The response was...not good. People thought I had taken the simple idea of preparing a salad for yourself and slapping it into a Tupperware container to bring to work and over-complicated it. Made it fussy.
That's okay. I respect my haters. I learn from them. I grow.
Just kidding. I'm about to hit you with more salad-at-your-desk content because I cannot be stopped, I refuse to learn from my mistakes, and I will never admit I'm wrong.
In case you missed Desksaladgate (where were you?!?), I wrote about how sometimes, if I didn't have time to prepare a salad the night or morning before work, I'd run out the door with whole ingredients—the makings of a salad from my fridge—and then prepare the salad at my desk. No, I'm not peeling rutabaga over my keyboard and then roasting it in the toaster oven I keep under my monitor. I'm not shredding daikon with a box grater or spiralizing zucchinis in my afternoon meeting. The prep is always super-basic.
After all, my desk salads are simple. They're the stuff of emergencies. They include, usually, Persian cucumbers, crispy chickpeas you buy in a package, cherry tomatoes, and other low-maintenance, easy-to-break-down vegetables. I keep olive oil and vinegar in my desk drawer, plus flaky salt. Boom. It's lunch. And it actually is time saving: It allows you to take a brief break from work to slice a few ingredients and assemble them into a worthy meal for a Tuesday afternoon, rather than taking that time the night before when you could be, I don't know, watching Love Island and letting your brain slowly melt into the floorboards.
If you, unlike some naysayers, are on board for the desk salad, there is just one piece of special equipment you'll need to seek out, and that is a mini cutting board to keep at your desk. That's right. I keep a little wooden cutting board sitting on my desk at all times along with a cheap paring knife stashed in my desk drawer.
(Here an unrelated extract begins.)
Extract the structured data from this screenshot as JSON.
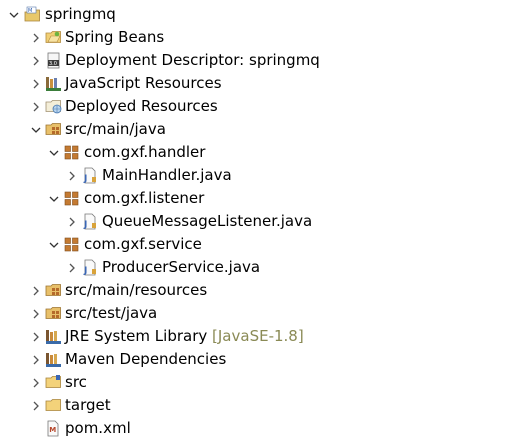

Is it extra? Maybe. But I love the ability to quickly dice cucumbers and cherry tomatoes, maybe cube an avocado, and then toss them together in the salad bowl I also keep at my desk. You'll also need an inexpensive little paring knife, like our favorite one from our product test—the sheath comes in handy when you want to keep a knife at your desk but don't want to look like a crazy person.)
We tested 16 knives and found the best for hulling strawberries, peeling fruit, and slicing cheese.
The desk cutting board allows you to forgo the stress of meal prep at home and the hunt for emergency prepared food at work. It saves you money from buying a salad out, and builds a satisfying break into your day. Plus, little cutting boards are inexpensive. The one I have is wooden and takes a permanent place on my desk, but you could buy a small plastic one and stash it away in your drawer if you don't want people teasing you about it all the time. And, if you're embarrassed to chop cucumbers at your desk, or you're worried it might cause a disturbance in your open office, that's okay! I admire your considerate spirit. Take this little guy into the communal kitchenette and go to town on those baby carrots.
If this feels somehow elitist or like something only people who work in food would do, I assure you: It's a problem-solver for anyone who lacks forethought and organizational skills. And since it requires just two inexpensive tools and absolutely nothing else, there's basically no risk in trying it out. People might start out making fun of your desk cutting board, but once they see the beautiful little lunches you're churning out—no trip to an overpriced salad chain required—mark my words: soon they'll have a tiny desk cutting board of their own.
Originally Appeared on Epicurious